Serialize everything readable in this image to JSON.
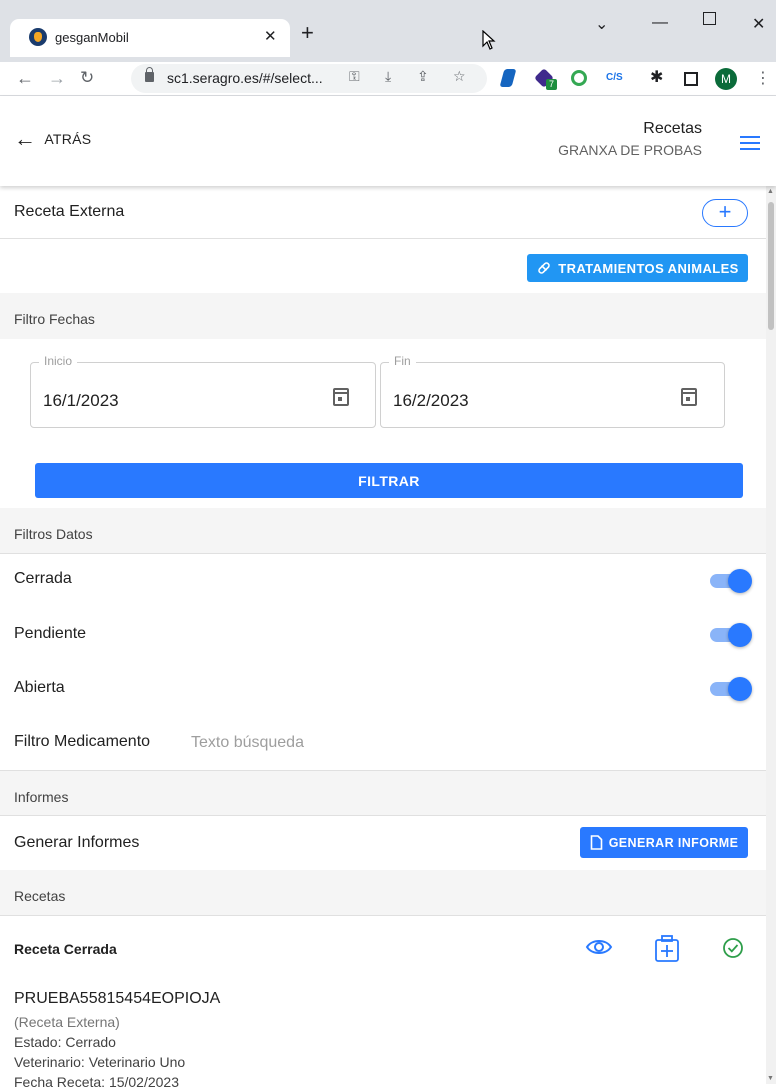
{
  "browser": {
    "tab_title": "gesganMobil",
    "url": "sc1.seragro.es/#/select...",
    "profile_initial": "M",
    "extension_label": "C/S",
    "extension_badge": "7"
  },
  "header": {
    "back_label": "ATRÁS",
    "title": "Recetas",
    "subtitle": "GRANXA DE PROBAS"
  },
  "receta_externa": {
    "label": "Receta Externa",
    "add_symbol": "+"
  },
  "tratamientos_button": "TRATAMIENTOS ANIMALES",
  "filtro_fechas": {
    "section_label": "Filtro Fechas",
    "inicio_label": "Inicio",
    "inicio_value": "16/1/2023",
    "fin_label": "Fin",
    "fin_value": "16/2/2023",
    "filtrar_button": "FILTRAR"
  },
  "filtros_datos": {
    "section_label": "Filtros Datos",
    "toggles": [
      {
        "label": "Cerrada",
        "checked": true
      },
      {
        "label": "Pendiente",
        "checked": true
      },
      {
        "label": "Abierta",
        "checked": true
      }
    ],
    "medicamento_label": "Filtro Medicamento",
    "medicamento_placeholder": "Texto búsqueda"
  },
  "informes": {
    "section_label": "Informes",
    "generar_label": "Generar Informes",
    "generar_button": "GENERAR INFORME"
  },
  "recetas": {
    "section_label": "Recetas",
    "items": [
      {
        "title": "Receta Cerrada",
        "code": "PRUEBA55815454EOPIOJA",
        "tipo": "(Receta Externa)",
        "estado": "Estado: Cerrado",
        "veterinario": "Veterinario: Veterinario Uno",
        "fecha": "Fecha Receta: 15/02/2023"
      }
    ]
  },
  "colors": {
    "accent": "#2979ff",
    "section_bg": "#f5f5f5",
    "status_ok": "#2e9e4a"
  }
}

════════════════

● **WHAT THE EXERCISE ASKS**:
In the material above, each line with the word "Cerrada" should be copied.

● **ANSWER FOR THIS EXERCISE**:
        "label": "Cerrada",
        "title": "Receta Cerrada",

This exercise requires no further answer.